Fighting malicious activity on the Internet is an ongoing, ever-evolving battle. Bad actors are constantly finding new ways to profit off of businesses and harass organizations by negatively affecting their day-to-day operations.
The most recent tool in their arsenal is something called “list bombing,” which occurs when cyber criminals identify vulnerable email sign-up pages and use bots to subscribe users from a particular domain to hundreds of thousands of unwanted newsletters.
This action negatively impacts the recipients’ email environment, as the high volume of emails creates a DDoS-like effect and shuts down their inboxes for an extended period of time. The use of these vulnerable email sign-up pages often leads to blacklisting, which prevents subscribers from receiving your legitimate email.
At Rackspace, we’ve recently seen an increase in our IPs being listed on the Spamhaus Block List because of this issue. Last year, Spamhaus wrote an informative piece about being on the receiving end of a list bombing attack.
As the piece mentions, in addition to unsecured newsletter subscriptions, account sign-up pages for WordPress were also used in the attack. Any type of web-based sign-up process is vulnerable and must be protected from this type of malicious activity.

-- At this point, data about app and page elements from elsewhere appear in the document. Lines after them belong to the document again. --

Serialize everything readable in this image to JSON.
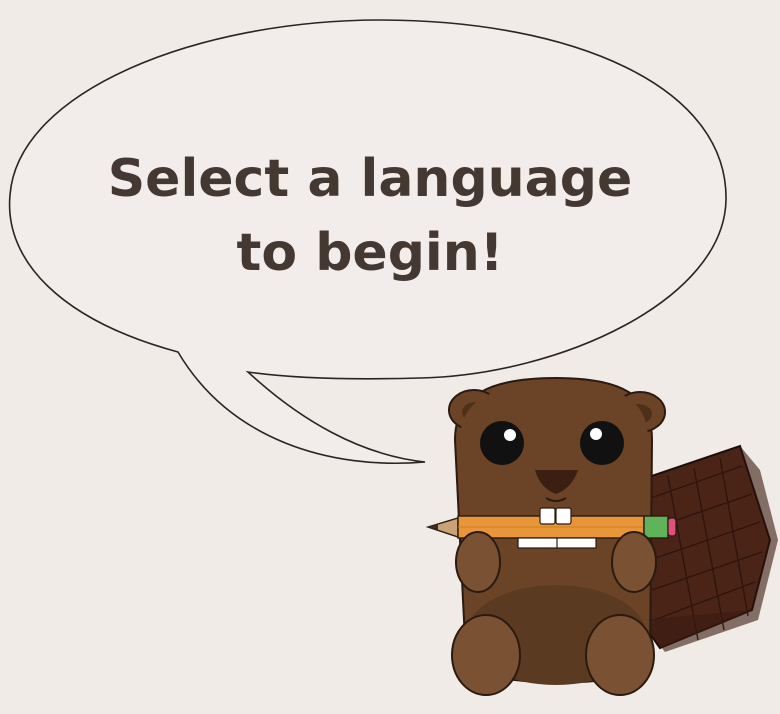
{
  "prompt": {
    "line1": "Select a language",
    "line2": "to begin!"
  },
  "mascot": {
    "icon": "beaver-with-pencil-icon"
  },
  "colors": {
    "background": "#f0ebe7",
    "text": "#433932",
    "beaver_body": "#6b4428",
    "beaver_belly": "#5a3a20",
    "tail": "#4b2418",
    "pencil": "#e8963a"
  }
}
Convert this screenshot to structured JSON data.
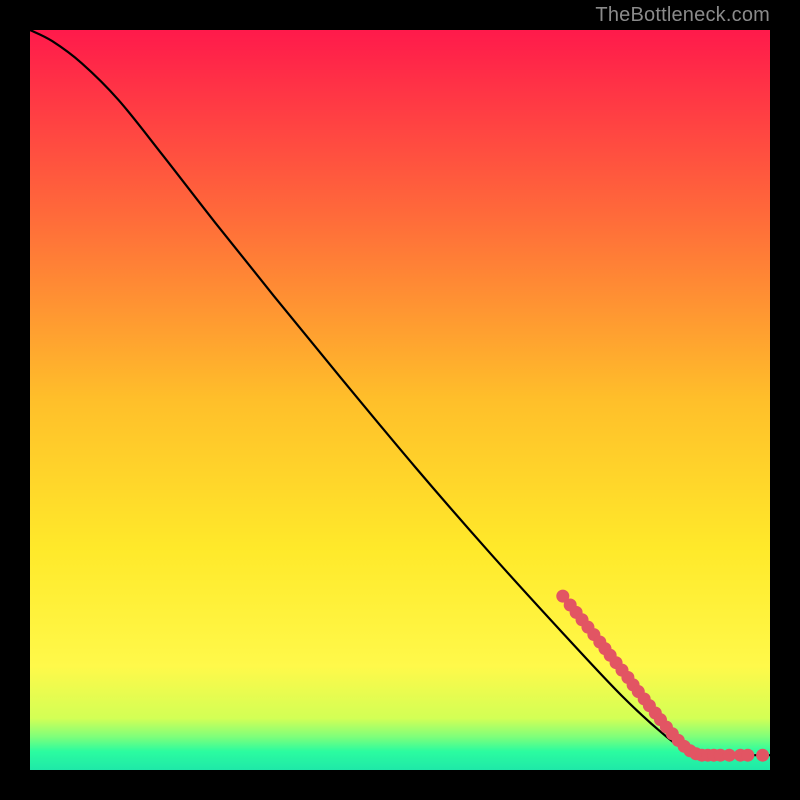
{
  "watermark": "TheBottleneck.com",
  "chart_data": {
    "type": "line",
    "title": "",
    "xlabel": "",
    "ylabel": "",
    "xlim": [
      0,
      100
    ],
    "ylim": [
      0,
      100
    ],
    "grid": false,
    "legend": false,
    "background_gradient": {
      "stops": [
        {
          "pos": 0.0,
          "color": "#ff1a4b"
        },
        {
          "pos": 0.25,
          "color": "#ff6a3a"
        },
        {
          "pos": 0.5,
          "color": "#ffbf2a"
        },
        {
          "pos": 0.7,
          "color": "#ffe92a"
        },
        {
          "pos": 0.86,
          "color": "#fff94a"
        },
        {
          "pos": 0.93,
          "color": "#d3ff55"
        },
        {
          "pos": 0.955,
          "color": "#7fff7a"
        },
        {
          "pos": 0.975,
          "color": "#2bfca0"
        },
        {
          "pos": 1.0,
          "color": "#1fe8a8"
        }
      ]
    },
    "series": [
      {
        "name": "curve",
        "type": "line",
        "color": "#000000",
        "points": [
          {
            "x": 0.0,
            "y": 100.0
          },
          {
            "x": 3.0,
            "y": 98.5
          },
          {
            "x": 7.0,
            "y": 95.5
          },
          {
            "x": 12.0,
            "y": 90.5
          },
          {
            "x": 18.0,
            "y": 83.0
          },
          {
            "x": 25.0,
            "y": 74.0
          },
          {
            "x": 33.0,
            "y": 64.0
          },
          {
            "x": 42.0,
            "y": 53.0
          },
          {
            "x": 52.0,
            "y": 41.0
          },
          {
            "x": 62.0,
            "y": 29.5
          },
          {
            "x": 72.0,
            "y": 18.5
          },
          {
            "x": 80.0,
            "y": 10.0
          },
          {
            "x": 86.0,
            "y": 4.5
          },
          {
            "x": 89.0,
            "y": 2.5
          },
          {
            "x": 91.0,
            "y": 2.0
          },
          {
            "x": 95.0,
            "y": 2.0
          },
          {
            "x": 100.0,
            "y": 2.0
          }
        ]
      },
      {
        "name": "highlight-dots",
        "type": "scatter",
        "color": "#e25563",
        "points": [
          {
            "x": 72.0,
            "y": 23.5
          },
          {
            "x": 73.0,
            "y": 22.3
          },
          {
            "x": 73.8,
            "y": 21.3
          },
          {
            "x": 74.6,
            "y": 20.3
          },
          {
            "x": 75.4,
            "y": 19.3
          },
          {
            "x": 76.2,
            "y": 18.3
          },
          {
            "x": 77.0,
            "y": 17.3
          },
          {
            "x": 77.7,
            "y": 16.4
          },
          {
            "x": 78.4,
            "y": 15.5
          },
          {
            "x": 79.2,
            "y": 14.5
          },
          {
            "x": 80.0,
            "y": 13.5
          },
          {
            "x": 80.8,
            "y": 12.5
          },
          {
            "x": 81.5,
            "y": 11.5
          },
          {
            "x": 82.2,
            "y": 10.6
          },
          {
            "x": 83.0,
            "y": 9.6
          },
          {
            "x": 83.7,
            "y": 8.7
          },
          {
            "x": 84.5,
            "y": 7.7
          },
          {
            "x": 85.2,
            "y": 6.8
          },
          {
            "x": 86.0,
            "y": 5.8
          },
          {
            "x": 86.8,
            "y": 4.9
          },
          {
            "x": 87.6,
            "y": 4.0
          },
          {
            "x": 88.4,
            "y": 3.2
          },
          {
            "x": 89.2,
            "y": 2.6
          },
          {
            "x": 90.0,
            "y": 2.2
          },
          {
            "x": 90.8,
            "y": 2.0
          },
          {
            "x": 91.6,
            "y": 2.0
          },
          {
            "x": 92.4,
            "y": 2.0
          },
          {
            "x": 93.3,
            "y": 2.0
          },
          {
            "x": 94.5,
            "y": 2.0
          },
          {
            "x": 96.0,
            "y": 2.0
          },
          {
            "x": 97.0,
            "y": 2.0
          },
          {
            "x": 99.0,
            "y": 2.0
          }
        ]
      }
    ]
  }
}
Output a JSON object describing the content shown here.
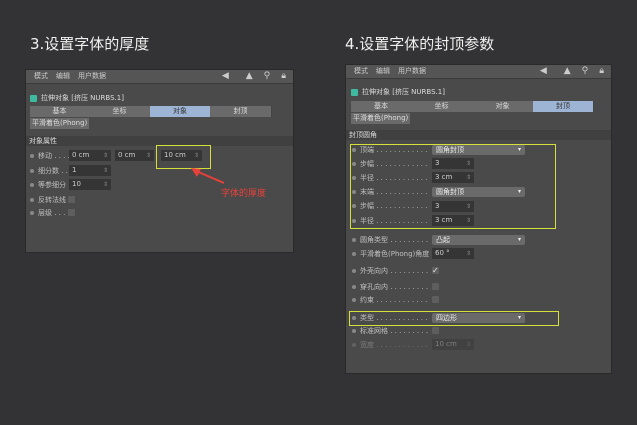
{
  "left": {
    "heading": "3.设置字体的厚度",
    "menu": [
      "模式",
      "编辑",
      "用户数据"
    ],
    "object_title": "拉伸对象 [挤压 NURBS.1]",
    "tabs": [
      "基本",
      "坐标",
      "对象",
      "封顶"
    ],
    "active_tab": "对象",
    "phong_tab": "平滑着色(Phong)",
    "section": "对象属性",
    "rows": [
      {
        "label": "移动 . . . .",
        "values": [
          "0 cm",
          "0 cm",
          "10 cm"
        ]
      },
      {
        "label": "细分数 . .",
        "value": "1"
      },
      {
        "label": "等参细分",
        "value": "10"
      },
      {
        "label": "反转法线",
        "checked": false
      },
      {
        "label": "层级 . . . .",
        "checked": false
      }
    ],
    "annotation": "字体的厚度"
  },
  "right": {
    "heading": "4.设置字体的封顶参数",
    "menu": [
      "模式",
      "编辑",
      "用户数据"
    ],
    "object_title": "拉伸对象 [挤压 NURBS.1]",
    "tabs": [
      "基本",
      "坐标",
      "对象",
      "封顶"
    ],
    "active_tab": "封顶",
    "phong_tab": "平滑着色(Phong)",
    "section": "封顶圆角",
    "rows": [
      {
        "label": "顶端 . . . . . . . . . . . .",
        "value": "圆角封顶"
      },
      {
        "label": "步幅 . . . . . . . . . . . .",
        "value": "3"
      },
      {
        "label": "半径 . . . . . . . . . . . .",
        "value": "3 cm"
      },
      {
        "label": "末端 . . . . . . . . . . . .",
        "value": "圆角封顶"
      },
      {
        "label": "步幅 . . . . . . . . . . . .",
        "value": "3"
      },
      {
        "label": "半径 . . . . . . . . . . . .",
        "value": "3 cm"
      },
      {
        "label": "圆角类型 . . . . . . . . .",
        "value": "凸起"
      },
      {
        "label": "平滑着色(Phong)角度",
        "value": "60 °"
      },
      {
        "label": "外壳向内 . . . . . . . . .",
        "checked": true
      },
      {
        "label": "穿孔向内 . . . . . . . . .",
        "checked": false
      },
      {
        "label": "约束 . . . . . . . . . . . .",
        "checked": false
      },
      {
        "label": "类型 . . . . . . . . . . . .",
        "value": "四边形"
      },
      {
        "label": "标准网格 . . . . . . . . .",
        "checked": false
      },
      {
        "label": "宽度 . . . . . . . . . . . .",
        "value": "10 cm"
      }
    ]
  },
  "colors": {
    "highlight": "#d6e03a",
    "annotation": "#e8403a",
    "active_tab": "#9db4d4"
  }
}
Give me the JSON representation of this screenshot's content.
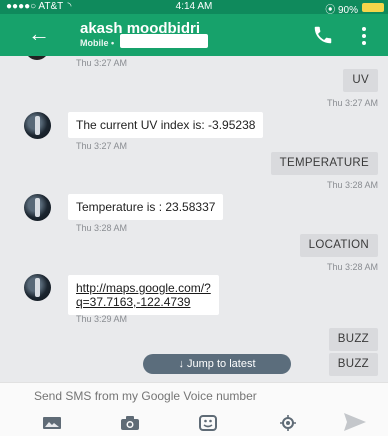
{
  "status_bar": {
    "carrier": "●●●●○ AT&T  ◝",
    "time": "4:14 AM",
    "battery": "⦿ 90%"
  },
  "header": {
    "contact_name": "akash moodbidri",
    "contact_sub": "Mobile •",
    "icons": [
      "back-arrow-icon",
      "phone-icon",
      "more-vert-icon"
    ]
  },
  "messages": [
    {
      "type": "timestamp",
      "side": "left",
      "text": "Thu 3:27 AM"
    },
    {
      "type": "outgoing",
      "text": "UV"
    },
    {
      "type": "timestamp",
      "side": "right",
      "text": "Thu 3:27 AM"
    },
    {
      "type": "incoming",
      "text": "The current UV index is: -3.95238"
    },
    {
      "type": "timestamp",
      "side": "left",
      "text": "Thu 3:27 AM"
    },
    {
      "type": "outgoing",
      "text": "TEMPERATURE"
    },
    {
      "type": "timestamp",
      "side": "right",
      "text": "Thu 3:28 AM"
    },
    {
      "type": "incoming",
      "text": "Temperature is : 23.58337"
    },
    {
      "type": "timestamp",
      "side": "left",
      "text": "Thu 3:28 AM"
    },
    {
      "type": "outgoing",
      "text": "LOCATION"
    },
    {
      "type": "timestamp",
      "side": "right",
      "text": "Thu 3:28 AM"
    },
    {
      "type": "incoming_link",
      "line1": "http://maps.google.com/?",
      "line2": "q=37.7163,-122.4739"
    },
    {
      "type": "timestamp",
      "side": "left",
      "text": "Thu 3:29 AM"
    },
    {
      "type": "outgoing",
      "text": "BUZZ"
    },
    {
      "type": "outgoing",
      "text": "BUZZ"
    }
  ],
  "jump_button": {
    "label": "↓ Jump to latest"
  },
  "composer": {
    "placeholder": "Send SMS from my Google Voice number",
    "value": "",
    "tools": [
      "image-icon",
      "camera-icon",
      "sticker-icon",
      "location-icon"
    ],
    "send_icon": "send-icon"
  },
  "colors": {
    "status_bar": "#0f8a5c",
    "app_bar": "#17a26b",
    "background": "#e9eaec",
    "outgoing_bubble": "#d9dadd",
    "incoming_bubble": "#ffffff",
    "jump_button": "#5b6d7c"
  }
}
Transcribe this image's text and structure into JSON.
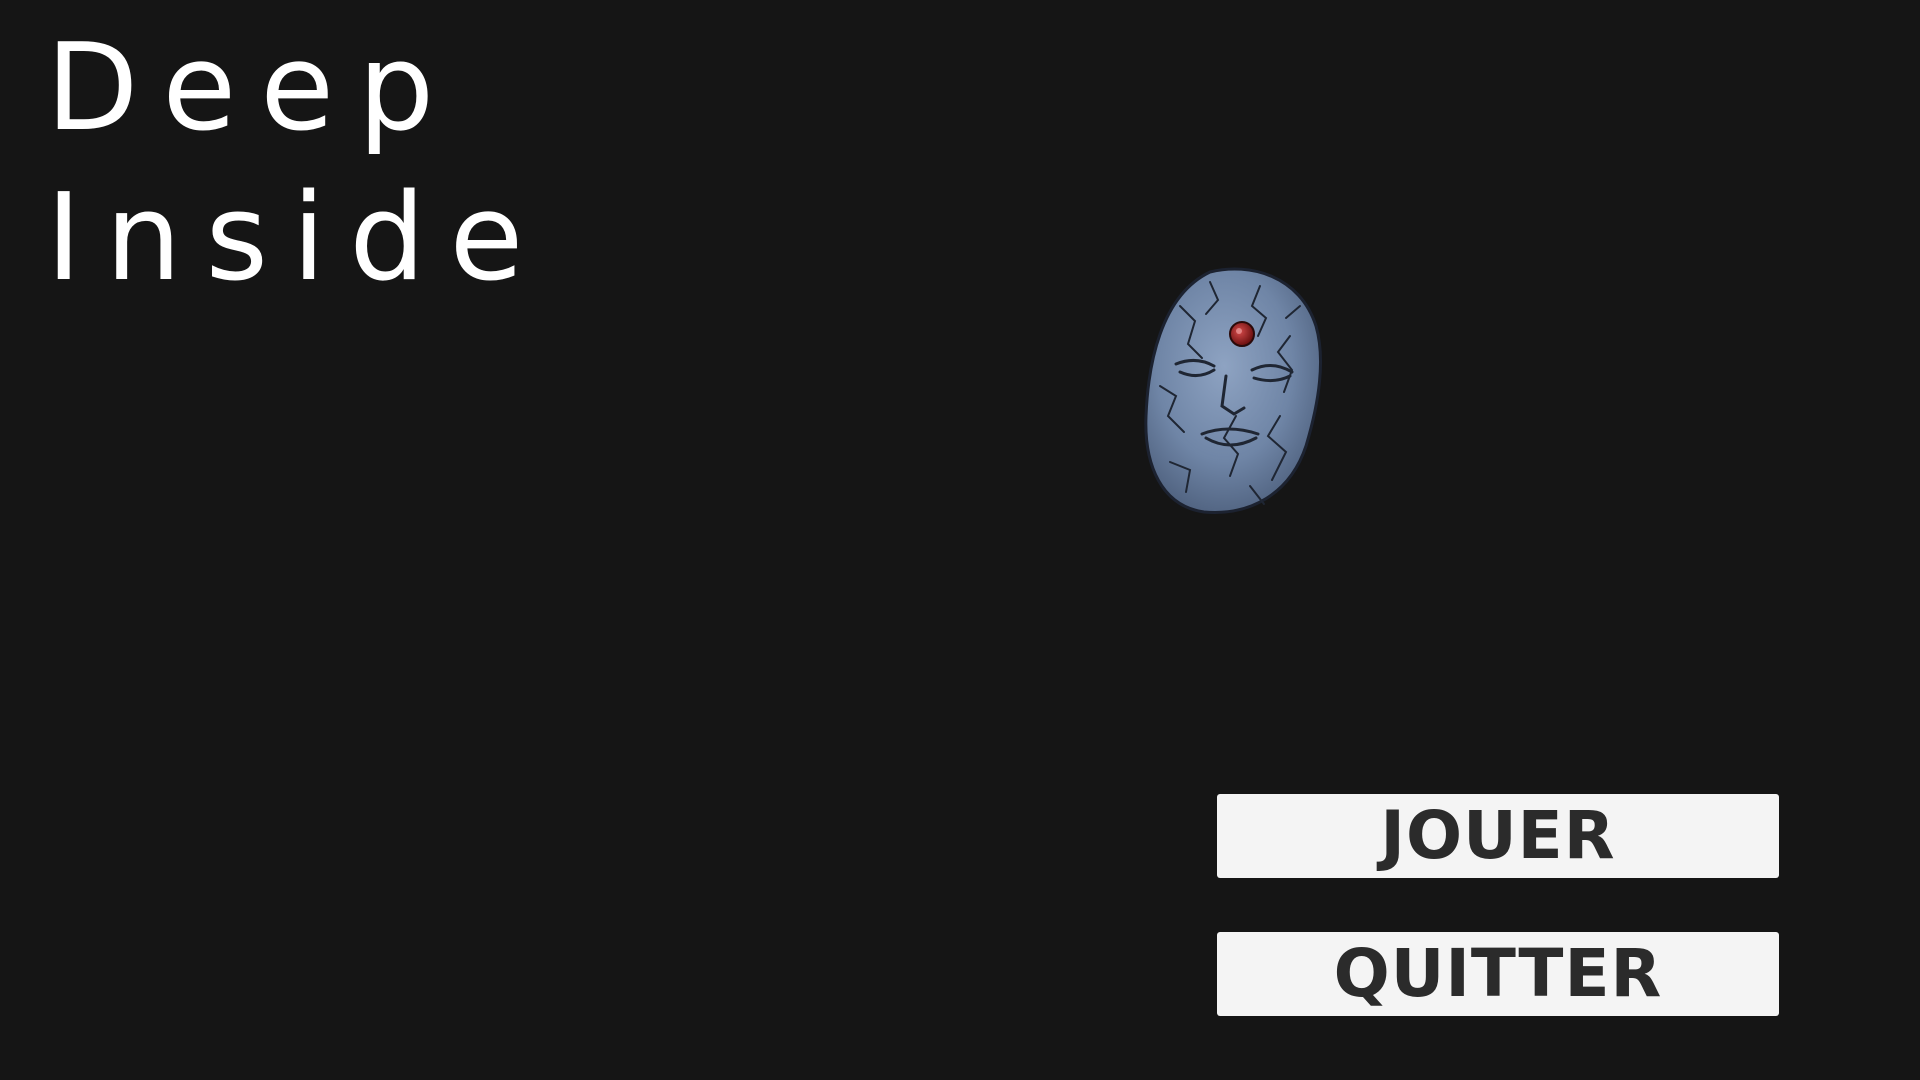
{
  "title": {
    "line1": "Deep",
    "line2": "Inside"
  },
  "menu": {
    "play_label": "JOUER",
    "quit_label": "QUITTER"
  },
  "mask": {
    "icon": "stone-mask-icon",
    "stone_color": "#6f85a6",
    "gem_color": "#9b1c1c"
  },
  "colors": {
    "background": "#151515",
    "title_text": "#ffffff",
    "button_bg": "#f4f4f4",
    "button_text": "#2b2b2b"
  }
}
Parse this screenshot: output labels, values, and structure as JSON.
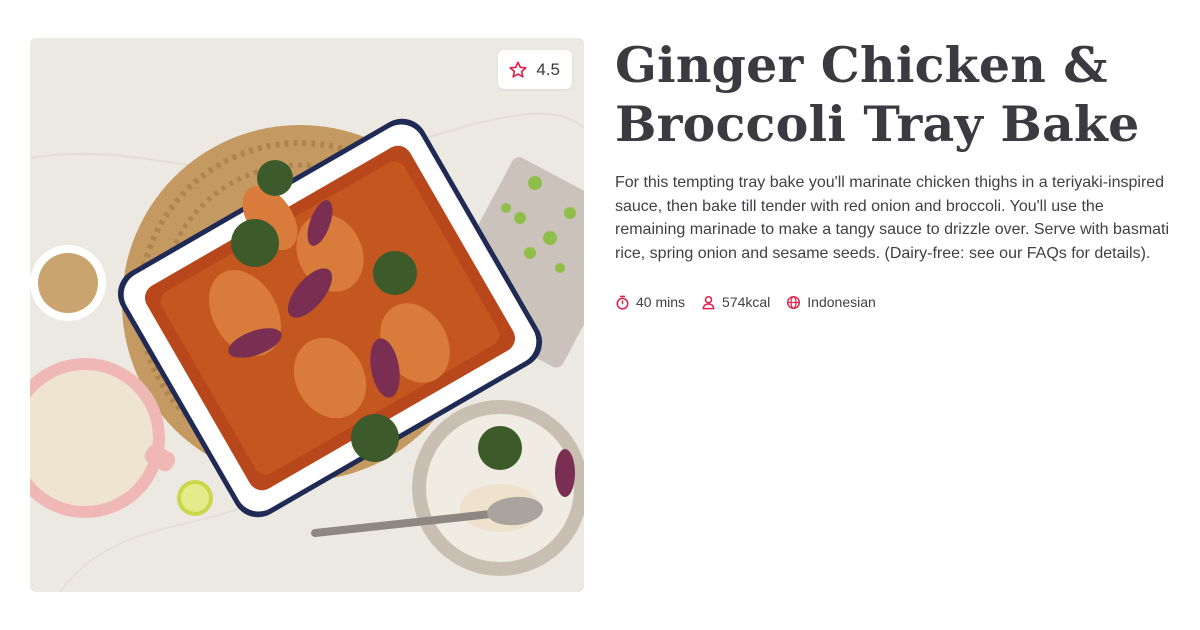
{
  "recipe": {
    "title": "Ginger Chicken & Broccoli Tray Bake",
    "description": "For this tempting tray bake you'll marinate chicken thighs in a teriyaki-inspired sauce, then bake till tender with red onion and broccoli. You'll use the remaining marinade to make a tangy sauce to drizzle over. Serve with basmati rice, spring onion and sesame seeds. (Dairy-free: see our FAQs for details).",
    "rating": "4.5",
    "meta": {
      "time": "40 mins",
      "calories": "574kcal",
      "cuisine": "Indonesian"
    }
  },
  "icons": {
    "rating": "star-outline-icon",
    "time": "timer-icon",
    "calories": "person-icon",
    "cuisine": "globe-icon"
  },
  "colors": {
    "accent": "#e0204b",
    "title": "#3a3a40",
    "body_text": "#3f3f46"
  }
}
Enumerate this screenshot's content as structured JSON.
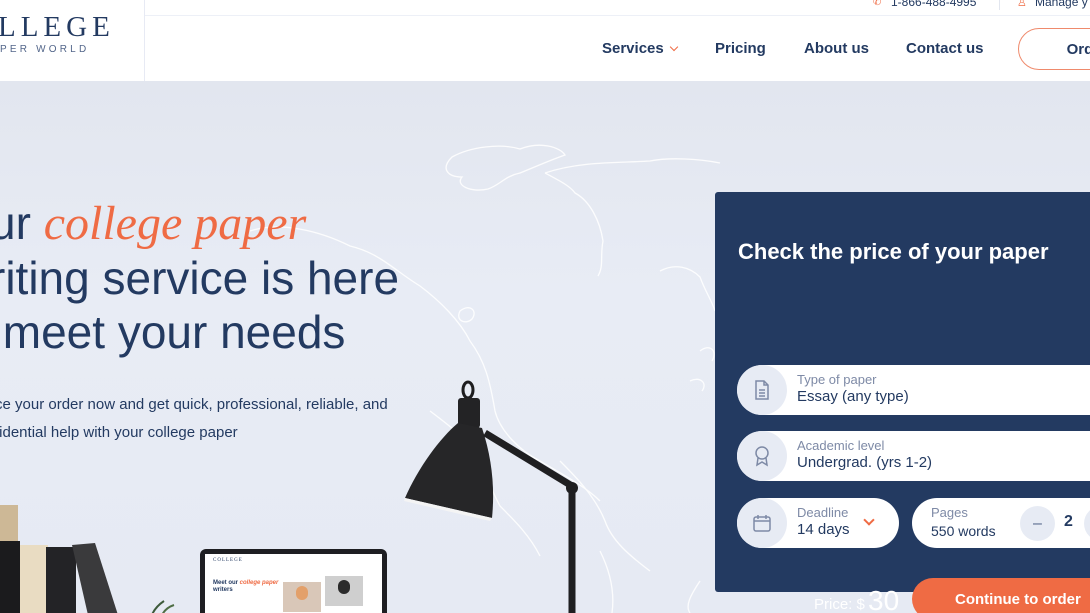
{
  "brand": {
    "logo_main": "LLEGE",
    "logo_sub": "PER WORLD"
  },
  "topbar": {
    "phone": "1-866-488-4995",
    "manage": "Manage y"
  },
  "nav": {
    "items": [
      {
        "label": "Services",
        "has_dropdown": true
      },
      {
        "label": "Pricing"
      },
      {
        "label": "About us"
      },
      {
        "label": "Contact us"
      }
    ],
    "order_label": "Order"
  },
  "hero": {
    "title_line1_prefix": "ur ",
    "title_line1_accent": "college paper",
    "title_line2": "riting service is here",
    "title_line3": " meet your needs",
    "subtitle_line1": "ce your order now and get quick, professional, reliable, and",
    "subtitle_line2": "fidential help with your college paper"
  },
  "price_card": {
    "title": "Check the price of your paper",
    "type_of_paper": {
      "label": "Type of paper",
      "value": "Essay (any type)"
    },
    "academic_level": {
      "label": "Academic level",
      "value": "Undergrad. (yrs 1-2)"
    },
    "deadline": {
      "label": "Deadline",
      "value": "14 days"
    },
    "pages": {
      "label": "Pages",
      "words": "550 words",
      "count": "2",
      "minus": "–",
      "plus": "+"
    },
    "price_label": "Price: $",
    "price_value": "30",
    "continue_label": "Continue to order"
  },
  "laptop_screen": {
    "logo": "COLLEGE",
    "heading_prefix": "Meet our ",
    "heading_accent": "college paper",
    "heading_suffix": " writers"
  },
  "colors": {
    "navy": "#233a61",
    "accent": "#ef6b44",
    "hero_bg": "#e6eaf3"
  }
}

One of the easiest ways to prevent this type of attack is the use of a CAPTCHA for email sign-up forms. Google provides a free reCAPTCHA that is easy on human eyes and also mobile friendly. This helps authenticate that the user entering the email address is a real person and not a bot.
If your sign-up page has been abused through list bombing or another means of attack, it’s important to identify when a spike in sign-ups occurred so that users who were subscribed without consent are removed from your mailing list in a timely manner.
If you’re unable to pinpoint a specific time or date when the list bombing occurred, we recommend re-confirming your email list to ensure that you are only sending to willingly subscribed users. Re-confirming your email list entails sending out a single email asking your users to re-subscribe to your list within a certain period of time. Any users who do not re-subscribe within that period should be removed from your email list.
Failure to clean up your email list after a list bomb attack will lead to subsequent blacklistings. Additional best email practices to implement include something known as “confirmed opt-in,” which ensures that the person subscribed is indeed the owner of the email address and that the address hasn’t been mistyped or otherwise entered incorrectly or fraudulently. The Messaging Malware and Mobile Anti-Abuse Working Group has compiled a great document regarding best practices when it comes to sending commercial email.
As malicious users continue to shift and adapt, it’s increasingly important for businesses and everyday Internet users to remain vigilant and adapt just as quickly.
Do you have additional questions about email security and protecting your business or email from malicious actors online? Visit the Rackspace Support Network to find out more about our best practices and ways we help email users stay safe